  13. A simplified schematic diagram showing the pathway leading from six pentoses (5C) to five hexoses (6C).

  14. Secondary pathways for glucose metabolism through UDP-glucuronate.

  15. Energy metabolism(anabolism)Gluconeogenesis

  16. The pathway from phosphoenol-pyruvate to glucose-6-phosphate is common to the biosynthetic conversion of many different precursors into carbohydrates in animals and plants.

  17. bypass #1 The opposing pathways of glycolysis and gluconeogenesis in rat liver. The three bypass reactions of gluconeogenesis are shown in orange. Two major sites of regulation of gluconeogenesis are also shown. Gluconeogenesis bypass #2;3

  18. Alternative paths from pyruvate to phosphoenolpyruvate. The paths differ depending upon the gluco-neogenetic precursor (lactate or pyruvate) and are determined by cytosolic requirements for NADH in gluconeogenesis.
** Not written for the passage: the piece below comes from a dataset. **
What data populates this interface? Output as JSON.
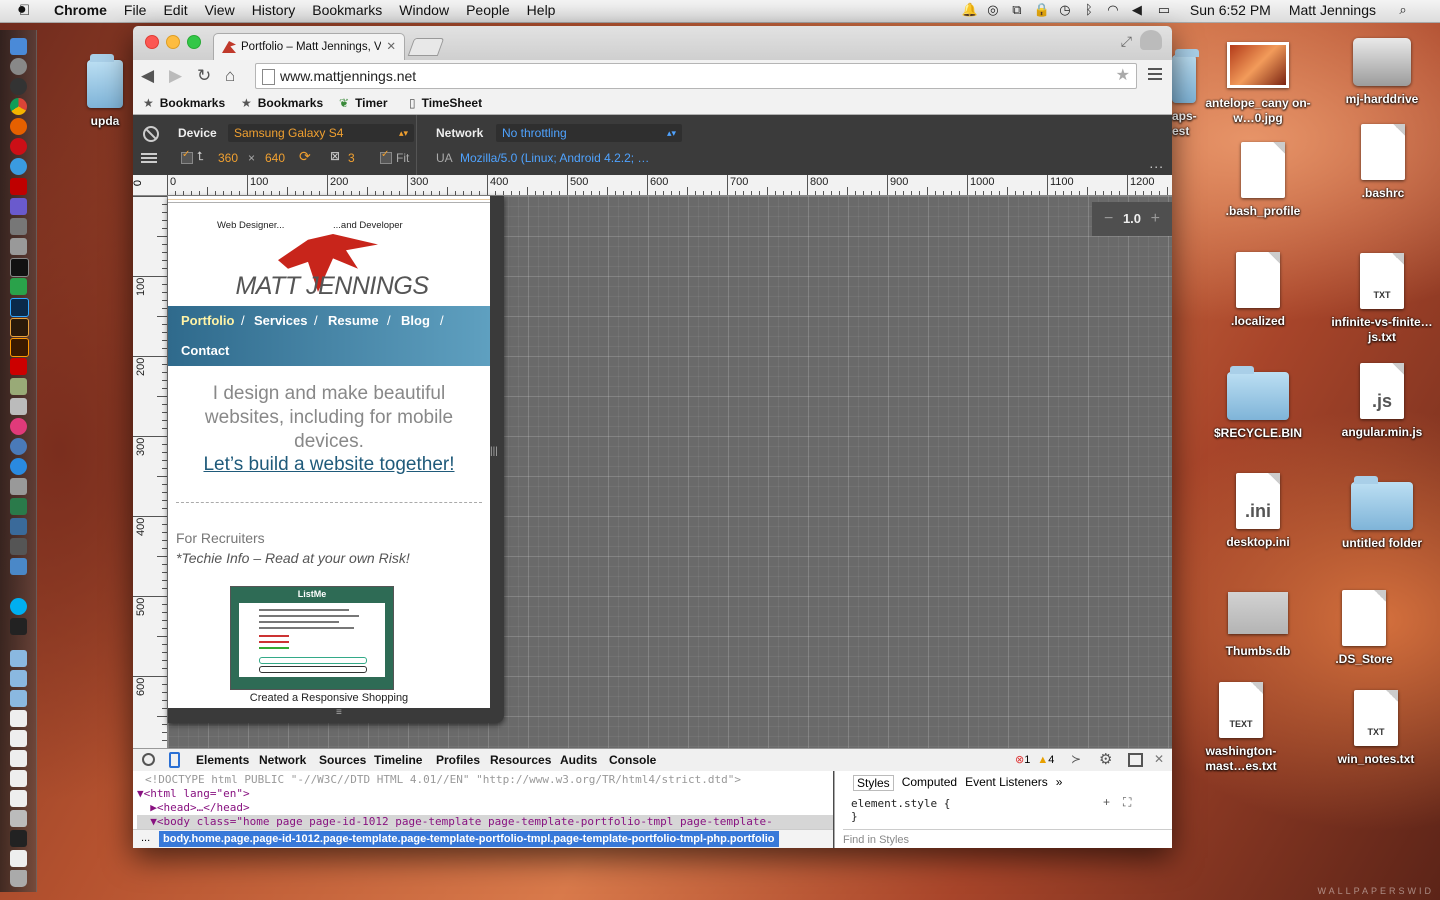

Gluconeogenesis bypass #1

  19. Liver cells Liver Muscle cells

  20. FA/ β – oxidation Triacylglycerols stored in seeds are oxidized to acetyl-CoA and dihydroxyacetone phosphate during germination; both are substrates for gluconeogenesis in plants. Recall that acetyl-CoA is not a substrate for gluconeogenesis in animals.

  21. Glyoxylate cycle Oxaloacetate enters the cytosol and serves as the starting material for gluconeogenesis and the synthesis of succrose, the transported sugar in plants. gluconeogenesis The conversion of stored fatty acid to sucrose in germinating seeds begins in glyoxysomes, which produce succinate and export it to mitochondria. There it is converted to oxaloacetate by enzy-mes of the citric acid cycle.

  22. FA/ β – oxidation Triacylglycerols stored in seeds are oxidized to acetyl-CoA and dihydroxyacetone phosphate during germination; both are substrates for gluconeogenesis in plants. Recall that acetyl-CoA is not a substrate for gluconeogenesis in animals.

  23. Energy metabolism (Anabolism) Glycogenogenesis

  24. The glycogen-branching enzymeglycosyl-(46)-transferase (or amylo (14) to (1  6) transglycosylase) forms a new branch point during glycogen synthesis.

  25. The glycogen-branching enzymeglycosyl-(46)-transferase (or amylo (14) to (1  6) transglycosylase) forms a new branch point during glycogen synthesis.

  26. !!! Initiating the synthesis of a glycogen particle with a protein primer, glycogenin. Steps 1 through 5 are described in the text. Glycogenin is found within glycogen particles, still covalently attached to the reducing end of the molecule.

  27. xxxxx xx xxxxx

  28. Energy metabolismGluconeogenesis